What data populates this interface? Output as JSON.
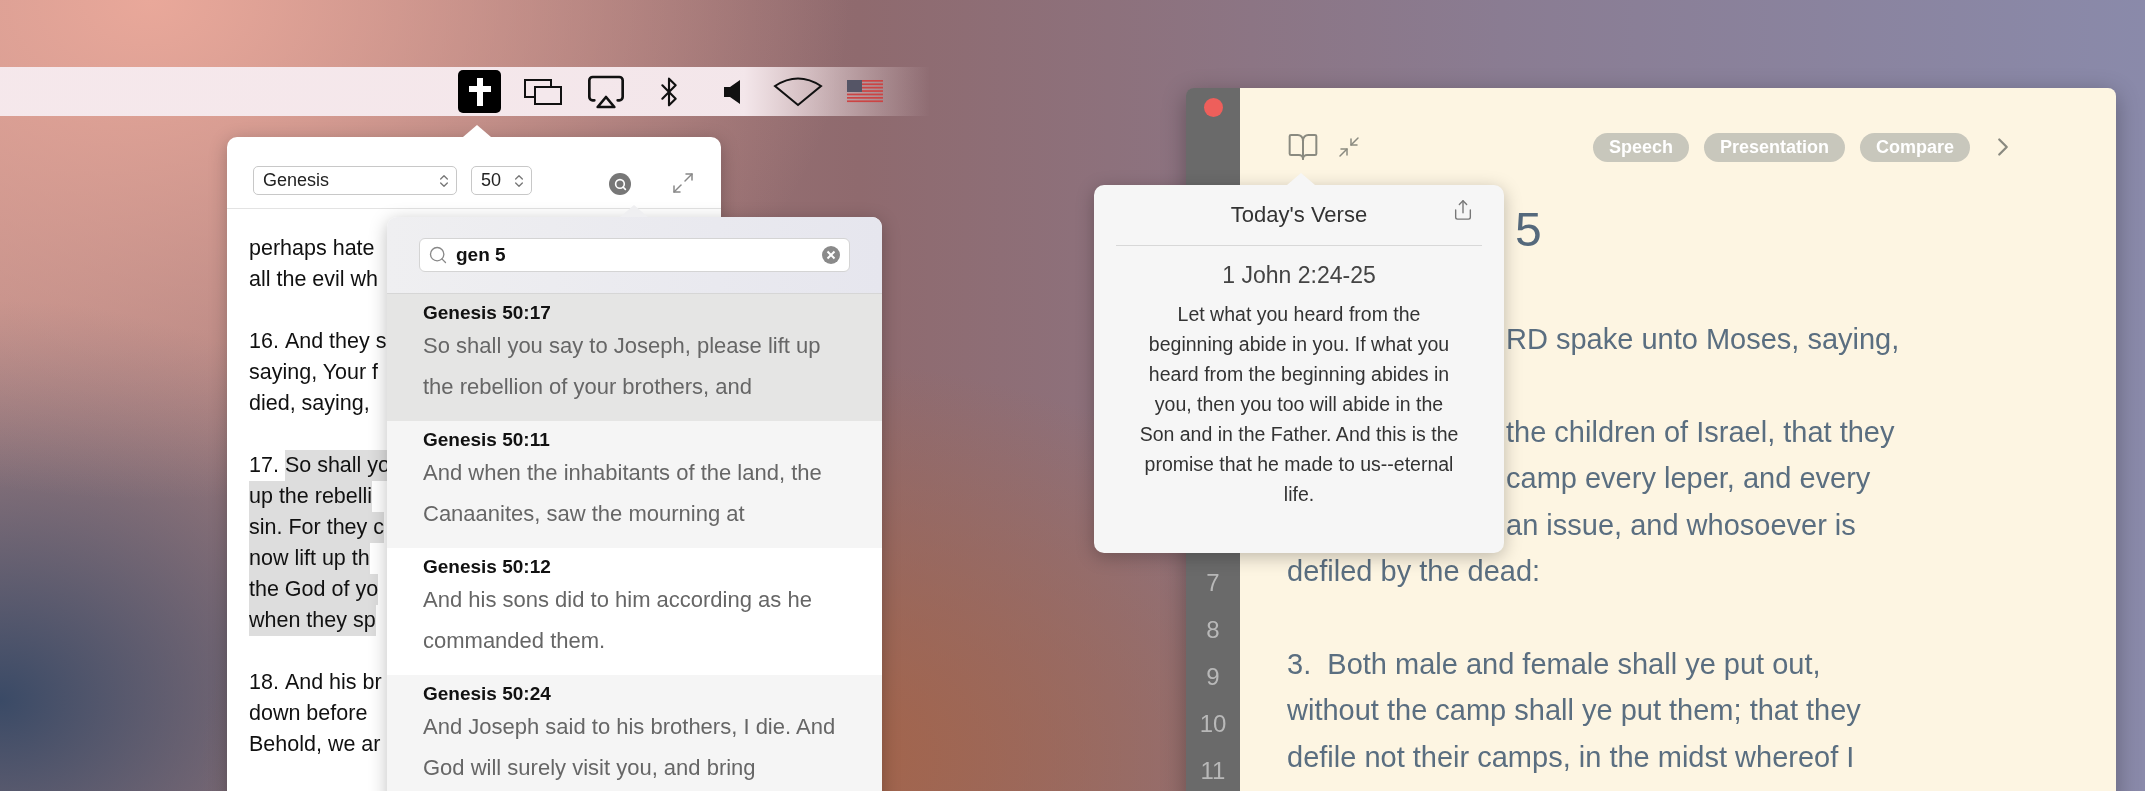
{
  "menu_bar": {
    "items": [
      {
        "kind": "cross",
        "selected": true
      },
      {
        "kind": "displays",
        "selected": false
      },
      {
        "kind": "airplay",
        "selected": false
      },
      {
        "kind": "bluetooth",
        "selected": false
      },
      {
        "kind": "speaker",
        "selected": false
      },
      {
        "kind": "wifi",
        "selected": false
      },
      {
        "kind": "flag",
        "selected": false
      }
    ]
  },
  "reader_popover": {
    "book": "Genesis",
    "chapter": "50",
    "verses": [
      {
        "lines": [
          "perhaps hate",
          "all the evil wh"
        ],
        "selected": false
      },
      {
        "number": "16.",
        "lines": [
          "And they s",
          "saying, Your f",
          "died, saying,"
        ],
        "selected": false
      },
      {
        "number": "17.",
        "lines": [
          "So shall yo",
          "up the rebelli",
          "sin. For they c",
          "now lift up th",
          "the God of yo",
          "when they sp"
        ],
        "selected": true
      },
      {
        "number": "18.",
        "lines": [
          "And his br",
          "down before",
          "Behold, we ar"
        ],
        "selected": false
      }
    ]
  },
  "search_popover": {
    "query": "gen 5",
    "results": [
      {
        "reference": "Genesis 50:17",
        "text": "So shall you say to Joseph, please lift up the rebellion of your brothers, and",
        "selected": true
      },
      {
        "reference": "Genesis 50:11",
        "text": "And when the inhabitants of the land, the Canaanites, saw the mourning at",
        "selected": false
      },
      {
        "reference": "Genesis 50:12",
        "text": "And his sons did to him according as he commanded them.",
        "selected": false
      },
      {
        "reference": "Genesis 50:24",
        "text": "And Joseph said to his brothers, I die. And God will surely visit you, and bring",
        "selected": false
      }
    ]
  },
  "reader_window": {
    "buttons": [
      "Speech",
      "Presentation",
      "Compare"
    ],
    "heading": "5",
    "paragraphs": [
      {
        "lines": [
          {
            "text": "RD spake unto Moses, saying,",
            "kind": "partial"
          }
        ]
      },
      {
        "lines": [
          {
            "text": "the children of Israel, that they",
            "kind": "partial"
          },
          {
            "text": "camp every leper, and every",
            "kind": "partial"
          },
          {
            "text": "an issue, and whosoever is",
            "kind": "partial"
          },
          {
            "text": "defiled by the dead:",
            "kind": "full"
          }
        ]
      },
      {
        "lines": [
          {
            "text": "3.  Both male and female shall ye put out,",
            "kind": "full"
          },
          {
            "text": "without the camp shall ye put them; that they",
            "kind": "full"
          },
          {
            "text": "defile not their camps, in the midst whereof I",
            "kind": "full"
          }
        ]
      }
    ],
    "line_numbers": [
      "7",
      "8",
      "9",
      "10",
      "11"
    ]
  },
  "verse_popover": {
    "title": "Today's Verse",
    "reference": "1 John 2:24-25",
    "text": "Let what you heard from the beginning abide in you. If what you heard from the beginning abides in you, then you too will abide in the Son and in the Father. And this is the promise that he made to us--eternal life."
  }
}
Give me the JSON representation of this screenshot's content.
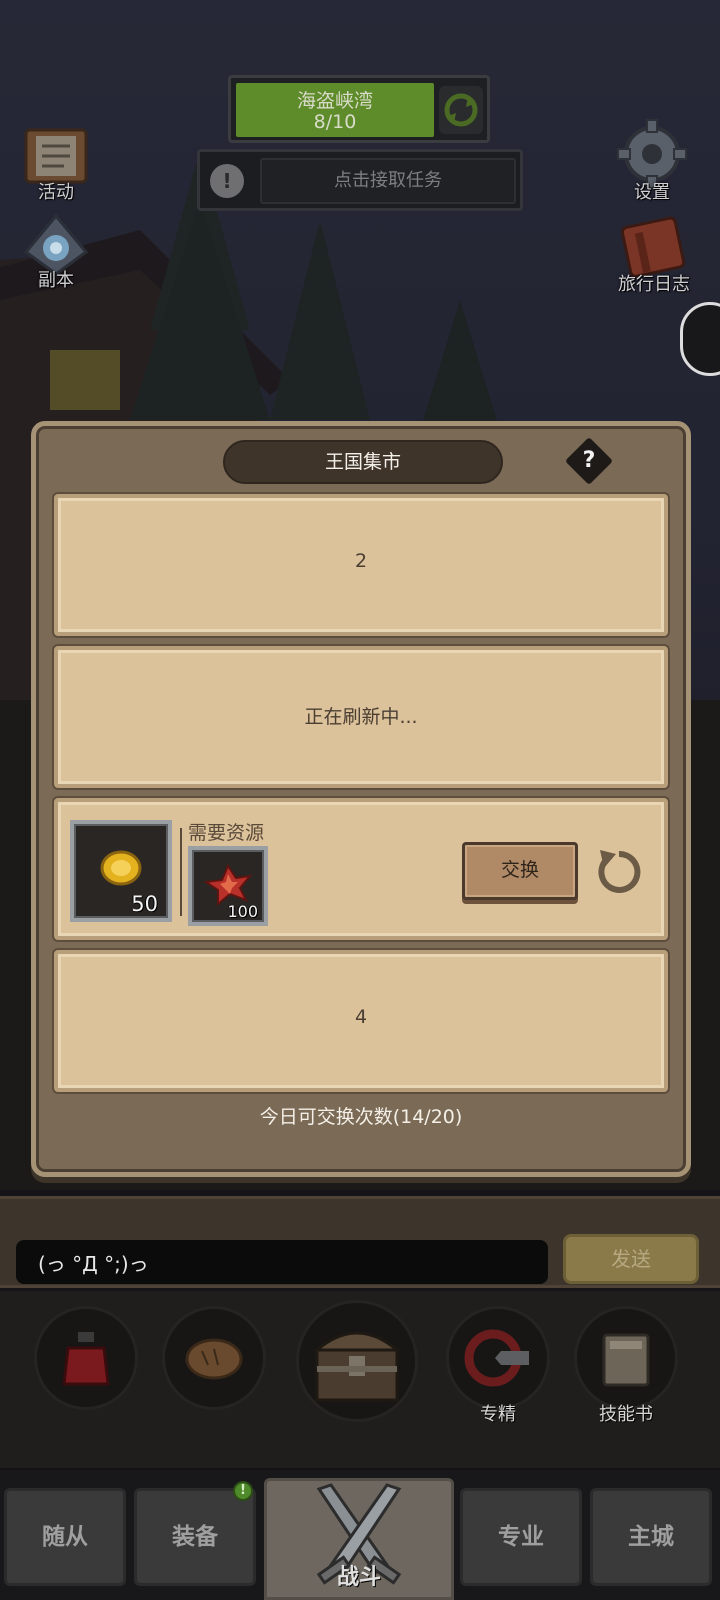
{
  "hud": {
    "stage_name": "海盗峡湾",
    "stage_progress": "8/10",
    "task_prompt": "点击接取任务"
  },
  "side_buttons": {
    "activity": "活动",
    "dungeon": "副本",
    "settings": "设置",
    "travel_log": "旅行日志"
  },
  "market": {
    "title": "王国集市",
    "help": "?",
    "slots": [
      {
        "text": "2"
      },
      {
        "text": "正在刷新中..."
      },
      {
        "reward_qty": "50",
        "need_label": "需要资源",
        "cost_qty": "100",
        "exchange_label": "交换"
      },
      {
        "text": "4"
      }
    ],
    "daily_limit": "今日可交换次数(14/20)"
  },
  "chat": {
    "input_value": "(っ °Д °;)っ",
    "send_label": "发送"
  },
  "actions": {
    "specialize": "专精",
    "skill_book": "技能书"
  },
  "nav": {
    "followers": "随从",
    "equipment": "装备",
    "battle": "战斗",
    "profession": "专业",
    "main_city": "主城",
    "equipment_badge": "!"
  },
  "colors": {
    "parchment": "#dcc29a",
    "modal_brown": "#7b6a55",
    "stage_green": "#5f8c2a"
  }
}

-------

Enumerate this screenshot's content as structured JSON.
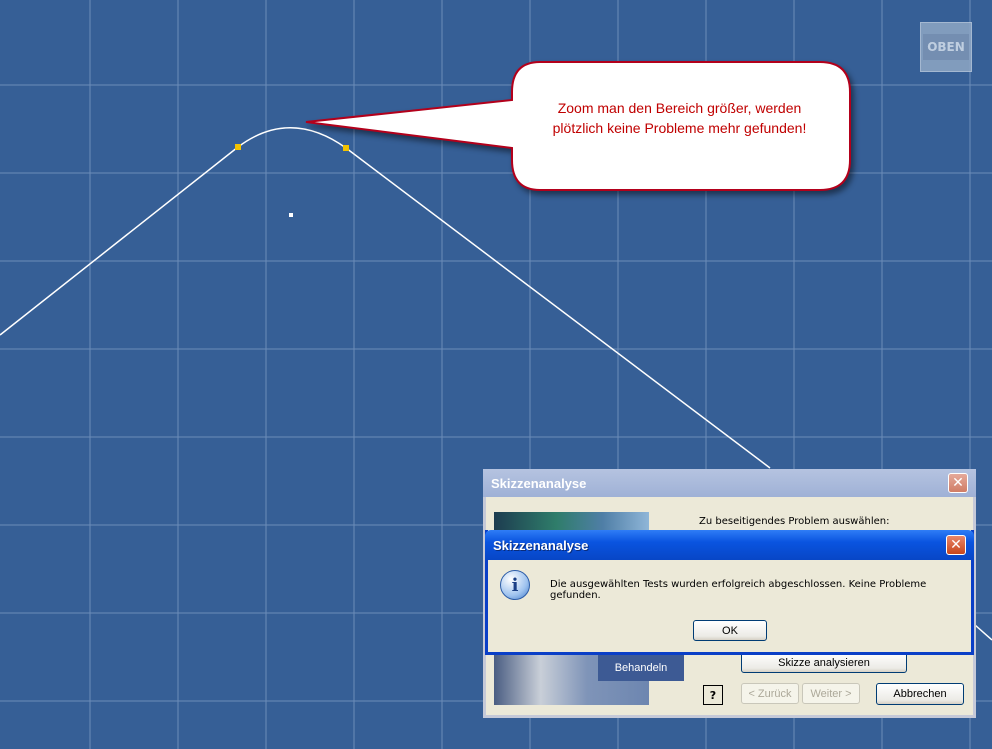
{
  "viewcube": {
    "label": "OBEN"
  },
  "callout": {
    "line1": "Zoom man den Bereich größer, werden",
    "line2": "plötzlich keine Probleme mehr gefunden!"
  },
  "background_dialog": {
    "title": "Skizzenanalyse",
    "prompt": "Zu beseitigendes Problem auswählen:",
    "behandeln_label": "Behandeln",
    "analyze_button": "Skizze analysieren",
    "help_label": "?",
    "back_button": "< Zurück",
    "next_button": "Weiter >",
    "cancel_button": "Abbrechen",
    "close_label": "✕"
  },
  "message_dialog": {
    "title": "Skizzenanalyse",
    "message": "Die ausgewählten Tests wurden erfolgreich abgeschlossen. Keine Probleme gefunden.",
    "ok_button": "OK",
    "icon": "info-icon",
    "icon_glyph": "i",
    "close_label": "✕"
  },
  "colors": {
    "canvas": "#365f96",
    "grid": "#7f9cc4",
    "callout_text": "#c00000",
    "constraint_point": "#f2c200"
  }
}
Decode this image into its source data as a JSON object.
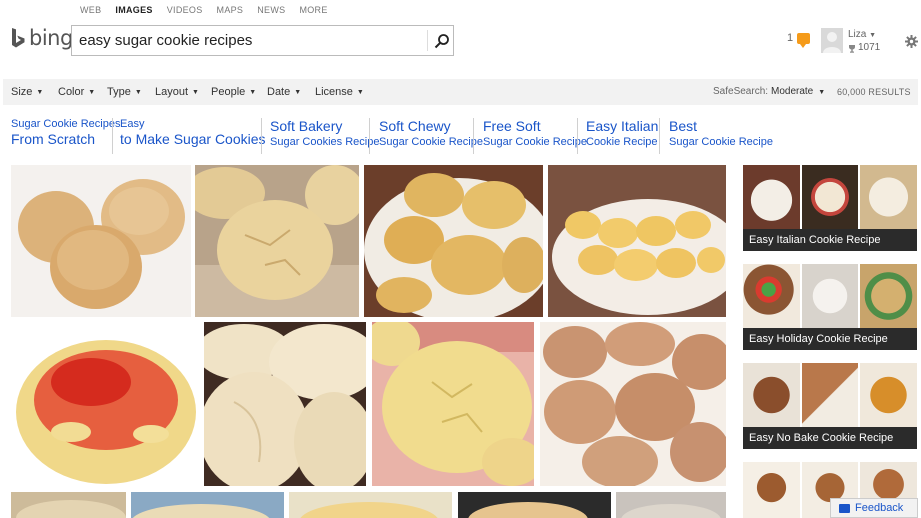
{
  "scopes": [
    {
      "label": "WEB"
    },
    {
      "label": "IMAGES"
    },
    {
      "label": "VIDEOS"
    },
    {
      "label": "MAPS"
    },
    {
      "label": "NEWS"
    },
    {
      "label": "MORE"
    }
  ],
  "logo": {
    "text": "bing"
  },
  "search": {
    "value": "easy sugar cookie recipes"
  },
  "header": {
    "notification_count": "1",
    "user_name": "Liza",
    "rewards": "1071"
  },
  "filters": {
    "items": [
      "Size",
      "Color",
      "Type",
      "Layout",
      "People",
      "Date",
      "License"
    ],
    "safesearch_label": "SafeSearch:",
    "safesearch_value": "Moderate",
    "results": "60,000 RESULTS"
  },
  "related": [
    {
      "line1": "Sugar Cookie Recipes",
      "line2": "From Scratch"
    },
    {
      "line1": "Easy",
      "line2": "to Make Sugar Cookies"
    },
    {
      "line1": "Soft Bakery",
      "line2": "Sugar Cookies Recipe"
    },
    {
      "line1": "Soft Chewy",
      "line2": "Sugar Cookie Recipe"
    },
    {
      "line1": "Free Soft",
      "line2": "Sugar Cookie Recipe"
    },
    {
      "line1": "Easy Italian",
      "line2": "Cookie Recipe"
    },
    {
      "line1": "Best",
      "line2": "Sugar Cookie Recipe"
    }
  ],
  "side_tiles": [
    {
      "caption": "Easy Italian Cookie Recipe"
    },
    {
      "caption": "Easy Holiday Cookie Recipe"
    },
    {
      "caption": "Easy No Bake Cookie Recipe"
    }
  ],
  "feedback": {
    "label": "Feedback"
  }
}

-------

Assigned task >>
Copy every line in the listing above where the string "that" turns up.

Response box >>
            "text": "the children of Israel, that they",
            "text": "without the camp shall ye put them; that they",
    "text": "Let what you heard from the beginning abide in you. If what you heard from the beginning abides in you, then you too will abide in the Son and in the Father. And this is the promise that he made to us--eternal life."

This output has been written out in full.